8) "Why did we go into this season with the worst situation at C in the MLB?"
DM/MR: we have a lot of faith in Wieters, Sevvy, and Kieboom. Those guys have battled for us all year and Wieters last year. People forget, Wieters was a first round pick and a former All-Star, so we like our chances with the guys we have. That hasn't changed. They'll turn it around. That's just baseball.

9) "I think our rookie manager is in over his head."
MR: Matt Williams wasn't until he was 'over his head' in his second season. We have different personalities in the clubhouse now, and DM has done an excellent job with the cards he's been dealt. Injuries, slumps, it’s just baseball.

10) "I think you, Mike, are to blame for the 'cards DM has been dealt.'"
MR: We like the guys that have been part of this nucleus since the beginning. We have great leadership from the front office, to the clubhouse, all the way to the minor leagues. We've been able to build a world class organization here in DC that the fans have really come to enjoy. Hearing complaints about how the team is assembled makes me happy to see, because there was a time when losing was acceptable. Now it isn't and I take great pride in being a part of that process to bring a winning standard to this city. It's on all of us to uphold that standard that the fans deserve. Unfortunately, we've had a rough run of injuries to a lot of our key players. When you're trying to win now and prepare for the future, it’s a delicate balance. We like the guys we had going in and I still feel that way. With regards to the injuries, and I told DM this, you know, 'next man up.' And he knows that. And our players know that. I have full confidence in our group here that we're going to do special things. The ball just has to bounce our way, which it will. Just have to keep the faith and battle trough. That's just baseball.

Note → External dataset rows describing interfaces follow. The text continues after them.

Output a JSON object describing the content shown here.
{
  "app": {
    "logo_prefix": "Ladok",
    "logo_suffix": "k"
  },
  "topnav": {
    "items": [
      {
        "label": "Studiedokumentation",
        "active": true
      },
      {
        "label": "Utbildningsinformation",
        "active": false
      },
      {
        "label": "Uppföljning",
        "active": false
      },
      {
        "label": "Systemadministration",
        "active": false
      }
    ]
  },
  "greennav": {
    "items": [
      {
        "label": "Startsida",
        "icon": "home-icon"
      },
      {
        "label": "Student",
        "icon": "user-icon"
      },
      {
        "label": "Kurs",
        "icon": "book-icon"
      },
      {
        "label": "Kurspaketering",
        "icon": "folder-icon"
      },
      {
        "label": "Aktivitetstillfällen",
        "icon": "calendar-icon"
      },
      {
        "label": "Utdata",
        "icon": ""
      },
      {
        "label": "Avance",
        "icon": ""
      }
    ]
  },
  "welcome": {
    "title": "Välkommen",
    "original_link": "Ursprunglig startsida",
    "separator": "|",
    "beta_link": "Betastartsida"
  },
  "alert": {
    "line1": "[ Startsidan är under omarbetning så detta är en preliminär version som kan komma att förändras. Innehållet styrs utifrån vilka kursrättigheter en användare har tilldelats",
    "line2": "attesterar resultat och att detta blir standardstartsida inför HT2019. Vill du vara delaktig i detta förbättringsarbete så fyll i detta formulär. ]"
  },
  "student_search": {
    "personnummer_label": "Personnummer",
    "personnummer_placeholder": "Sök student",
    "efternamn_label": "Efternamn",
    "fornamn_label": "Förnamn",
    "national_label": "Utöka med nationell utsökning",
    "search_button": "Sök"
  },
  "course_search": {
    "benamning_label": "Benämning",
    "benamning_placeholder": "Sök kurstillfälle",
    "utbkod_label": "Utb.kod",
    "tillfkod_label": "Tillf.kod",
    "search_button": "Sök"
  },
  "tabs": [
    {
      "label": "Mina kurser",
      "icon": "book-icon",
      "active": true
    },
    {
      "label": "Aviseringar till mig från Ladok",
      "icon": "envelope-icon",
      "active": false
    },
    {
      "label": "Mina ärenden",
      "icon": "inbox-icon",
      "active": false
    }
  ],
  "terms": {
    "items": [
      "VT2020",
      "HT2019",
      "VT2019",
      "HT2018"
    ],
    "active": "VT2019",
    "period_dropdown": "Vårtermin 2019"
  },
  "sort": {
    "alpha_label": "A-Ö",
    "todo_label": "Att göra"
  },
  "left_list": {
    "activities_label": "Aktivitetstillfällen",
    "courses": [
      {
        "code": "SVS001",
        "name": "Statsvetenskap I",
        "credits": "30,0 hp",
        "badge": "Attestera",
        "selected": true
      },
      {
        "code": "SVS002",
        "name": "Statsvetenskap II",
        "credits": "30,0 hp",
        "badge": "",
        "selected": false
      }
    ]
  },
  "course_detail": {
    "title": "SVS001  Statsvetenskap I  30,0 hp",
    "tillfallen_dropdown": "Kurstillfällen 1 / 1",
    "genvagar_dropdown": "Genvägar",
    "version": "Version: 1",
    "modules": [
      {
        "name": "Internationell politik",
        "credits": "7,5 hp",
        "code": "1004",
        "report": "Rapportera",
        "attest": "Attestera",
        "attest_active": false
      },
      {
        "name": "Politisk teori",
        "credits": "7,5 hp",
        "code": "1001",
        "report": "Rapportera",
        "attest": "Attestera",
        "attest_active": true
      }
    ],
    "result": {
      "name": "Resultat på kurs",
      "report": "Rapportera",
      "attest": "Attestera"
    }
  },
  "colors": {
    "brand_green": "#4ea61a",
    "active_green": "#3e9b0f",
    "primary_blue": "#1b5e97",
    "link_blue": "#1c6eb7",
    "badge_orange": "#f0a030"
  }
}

Am I wrong on any of this? I mean these managers and GMs are politicians. They give you these bogus lines that mean nothing, because what, you expect them to give you raw feelings and emotion, and throw people under the bus? They have a job they're trying to preserve. You know, we once had a football coach in DC who once said after a loss "I feel like I'm the worst football coach in America." He got canned a couple weeks later. The players play the game. I have seen no evidence of bad blood in the clubhouse, which is DM's sole responsibility. We lost Kendrick, our stellar utility man for the season months ago. How are we supposed to be 'prepared' for that? And should we have had a contingency plan for when our MVP-level best player plays like crap for 80% of the season? Please. Injuries are the reason why we are here, but I put the burden squarely on the shoulder of the players on the field to find a way out, regardless of who they are. All the injuries have subsided for the most part anyway. Murphy, Stras, Eaton, Wieters, Zim are all back now and need to do this themselves. Dusty, Bochy, Aaron Boone, or the (all-of-the-sudden) great Gabe Kapler (lol) won't save us. Message to the guys in spikes: GET THE JOB DONE.